Caring for others and caring for oneself are themes in today’s scriptures. Boaz cares for his kin, Ruth. A community cares for the earthly ancestors of Christ by caring for the infant Obed. The psalmist warns against worry, saying anxiety is needless and advocating self-care. Christ cares for all in the epistle text. And the Gospel includes the classic admonition to love neighbor as yourself. Regardless of which text is featured, caring can be a central focus. Ruth 3:1-5; 4:13-17; Psalm 127; Hebrews 9:24-28; Mark 12:38-44
November 14 Veteran's Day
A priestly theme runs through today’s lessons. We first heard the story of Hannah, a faithful woman who went to the Temple to pray for a child. If she found favor with God, she promised to dedicate her son to the Lord’s work, which she did. The psalmist echoes the words of the faithful, rejoicing in all God has done. The writer of Hebrews confesses that Christ is our priest, making the ultimate sacrifice for us and calling us together to love and do good deeds. And Mark recounts Jesus’s foretelling of the end times, when not even the stone buildings will be left standing. Jesus will bring forth a new kind of kingdom, but it will not be easy. These readings beg the question, “How might we be faithful?” 1 Samuel 1:4-20; 1 Samuel 2:1-10 (or Psalm 16); Hebrews 10:11-14, (15-18); Mark 13:1-8
November 28 First Sunday of Advent
As we begin Advent with the “Little Apocalypse” in Luke 21, we remember how far from home we are. The world is not as it should be. Many have lost their physical homes, many feel alone, and many are isolated. Many of us feel as if we are wandering with no clear way forward. This first week speaks to our deep longing—for our home to be made whole, made right, and made well. With deep longing, we watch for God. Thankfully, God enters a homesick world. Luke 21:25-36, 1 Thessalonians 3:9-13
December 5 Second Sunday of Advent
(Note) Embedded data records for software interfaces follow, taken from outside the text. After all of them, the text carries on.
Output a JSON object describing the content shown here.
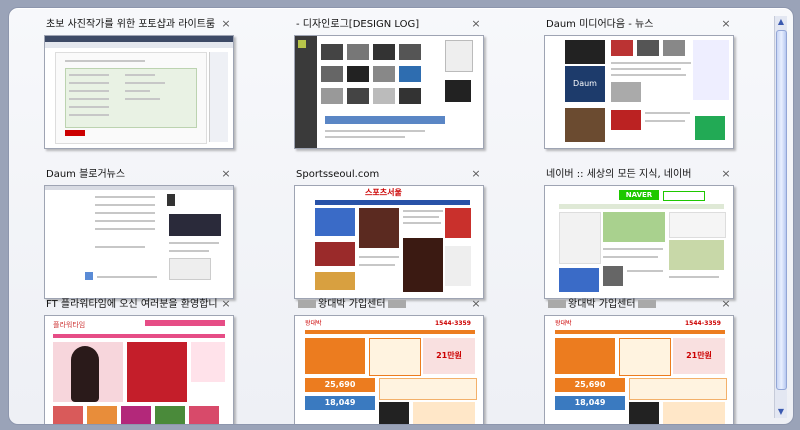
{
  "tiles": [
    {
      "title": "초보 사진작가를 위한 포토샵과 라이트룸 :: 글쓰기",
      "close": "×"
    },
    {
      "title": "- 디자인로그[DESIGN LOG]",
      "close": "×"
    },
    {
      "title": "Daum 미디어다음 - 뉴스",
      "close": "×"
    },
    {
      "title": "Daum 블로거뉴스",
      "close": "×"
    },
    {
      "title": "Sportsseoul.com",
      "close": "×"
    },
    {
      "title": "네이버 :: 세상의 모든 지식, 네이버",
      "close": "×"
    },
    {
      "title": "FT 플라워타임에 오신 여러분을 환영합니다.",
      "close": "×"
    },
    {
      "title": "왕대박 가입센터",
      "close": "×"
    },
    {
      "title": "왕대박 가입센터",
      "close": "×"
    }
  ],
  "thumb_text": {
    "daum_logo": "Daum",
    "sports_logo": "스포츠서울",
    "naver_logo": "NAVER",
    "wangdaebak_logo": "왕대박",
    "phone1": "1544-3359",
    "price1": "25,690",
    "price2": "18,049",
    "promo": "21만원",
    "flower_logo": "플라워타임"
  },
  "scrollbar": {
    "up": "▲",
    "down": "▼"
  }
}
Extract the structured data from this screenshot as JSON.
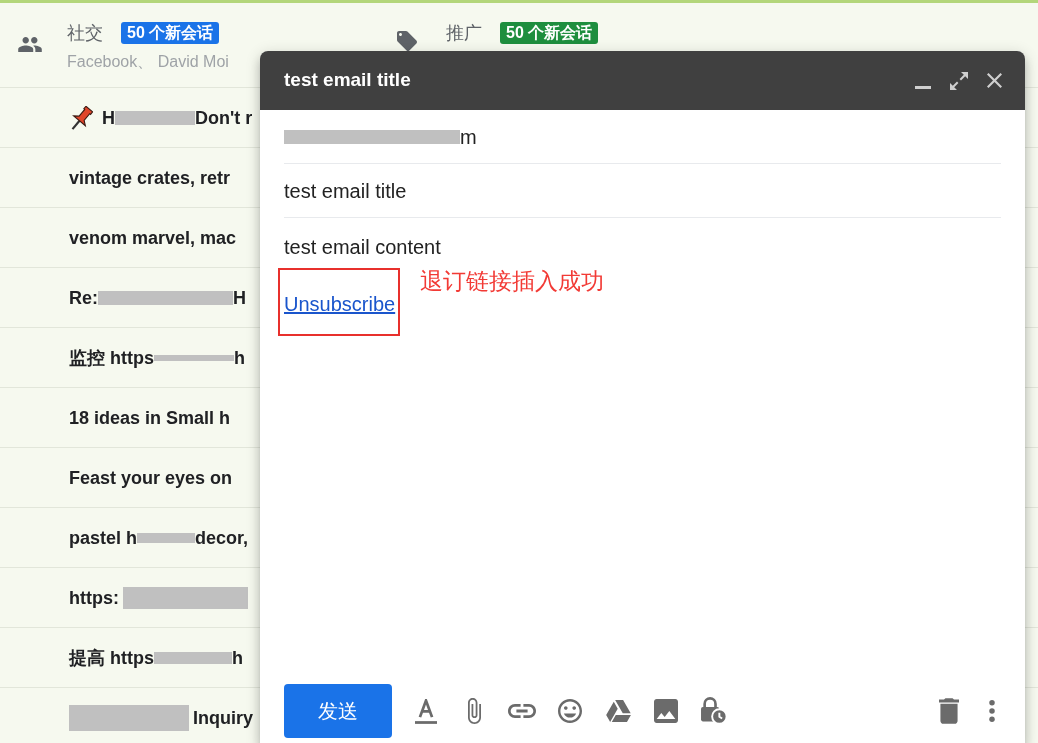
{
  "categories": [
    {
      "kind": "social",
      "title": "社交",
      "badge": "50 个新会话",
      "color": "#1a73e8",
      "subtitle": "Facebook、 David Moi"
    },
    {
      "kind": "promotions",
      "title": "推广",
      "badge": "50 个新会话",
      "color": "#1e8e3e"
    }
  ],
  "messages": [
    {
      "pinned": true,
      "subject": [
        {
          "kind": "text",
          "text": "H"
        },
        {
          "kind": "redaction"
        },
        {
          "kind": "text",
          "text": "Don't r"
        }
      ]
    },
    {
      "pinned": false,
      "subject": [
        {
          "kind": "text",
          "text": "vintage crates, retr"
        }
      ]
    },
    {
      "pinned": false,
      "subject": [
        {
          "kind": "text",
          "text": "venom marvel, mac"
        }
      ]
    },
    {
      "pinned": false,
      "subject": [
        {
          "kind": "text",
          "text": "Re:"
        },
        {
          "kind": "redaction"
        },
        {
          "kind": "text",
          "text": "H"
        }
      ]
    },
    {
      "pinned": false,
      "subject": [
        {
          "kind": "text",
          "text": "监控 https"
        },
        {
          "kind": "redaction"
        },
        {
          "kind": "text",
          "text": "h"
        }
      ]
    },
    {
      "pinned": false,
      "subject": [
        {
          "kind": "text",
          "text": "18 ideas in Small h"
        }
      ]
    },
    {
      "pinned": false,
      "subject": [
        {
          "kind": "text",
          "text": "Feast your eyes on"
        }
      ]
    },
    {
      "pinned": false,
      "subject": [
        {
          "kind": "text",
          "text": "pastel h"
        },
        {
          "kind": "redaction"
        },
        {
          "kind": "text",
          "text": "decor,"
        }
      ]
    },
    {
      "pinned": false,
      "subject": [
        {
          "kind": "text",
          "text": "https:"
        },
        {
          "kind": "redaction"
        }
      ]
    },
    {
      "pinned": false,
      "subject": [
        {
          "kind": "text",
          "text": "提高 https"
        },
        {
          "kind": "redaction"
        },
        {
          "kind": "text",
          "text": "h"
        }
      ]
    },
    {
      "pinned": false,
      "subject": [
        {
          "kind": "redaction"
        },
        {
          "kind": "text",
          "text": "Inquiry"
        }
      ]
    }
  ],
  "compose": {
    "title": "test email title",
    "to": [
      {
        "kind": "redaction"
      },
      {
        "kind": "text",
        "text": "m"
      }
    ],
    "subject": "test email title",
    "body": "test email content",
    "link": "Unsubscribe",
    "annotation": "退订链接插入成功",
    "send_button": "发送"
  }
}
In the miraculous birth of John the Baptist, we see the foundation of what is to come. We see how interwoven his story is with Jesus’ origin story. When Zechariah regains his voice, his imagination is also restored. He offers deep praise for God’s tender mercy, and casts a hopeful vision for his own child. He sings blessings into John’s being. This lays the foundation for John’s life. In turn, John will go on to prepare the way for Jesus who will guide us all in the way of peace. In this week, we focus on making space—in our lives and our imaginations—for God’s blessings to break through. Luke 1:57-80, Philippians 1:3-11
December 12 Third Sunday of Advent
John the Baptist’s good news sounds harsh, but he preaches a home for all—where inequities are banished, valleys are lifted up, and all have the resources they need for collective flourishing. Ultimately, John’s message is one of joy. We are called to collectively build and repair the structures of our society; we are called to be kin-dom builders. Wherever we build, God is there. What we build should be a place with a large table and room for all. Luke 3:1-18, Zephaniah 3:14-20
December 19 Fourth Sunday of Advent
After receiving the angel’s extraordinary news, Mary retreats to Elizabeth and Zechariah’s home to digest her new calling. She seeks refuge—physical safety and emotional protection. She receives a safe haven, a home for her heart to soon sing praise. Sanctuary and safe space is so crucial for everyone, especially the mother of Christ while she prepares to become a home for God. Sanctuary is anywhere God’s love dwells freely and abundantly. Luke 1:39-55, Luke 1:46b-55
December 24, 2021 Christmas Eve INVITED HOME
A festival of Nine Lessons and Carols.
In 1880 E. W. Banson, the Anglican Bishop of Truro, England, composed a Festival of Nine Lessons and Carols, based on ancient sources, for Christmas Eve. In 1918 it was adopted for the chapel of King’s College, Cambridge, by its Dean, Eric Milner-White, who also wrote The Bidding Prayer. The Blessings after The Lord’s Prayer, added by Milner-White, was first included in its present form in 1930. The Nine Lessons given here have been customarily used in recent years at King’s College. The service has been edited for United Methodist congregations.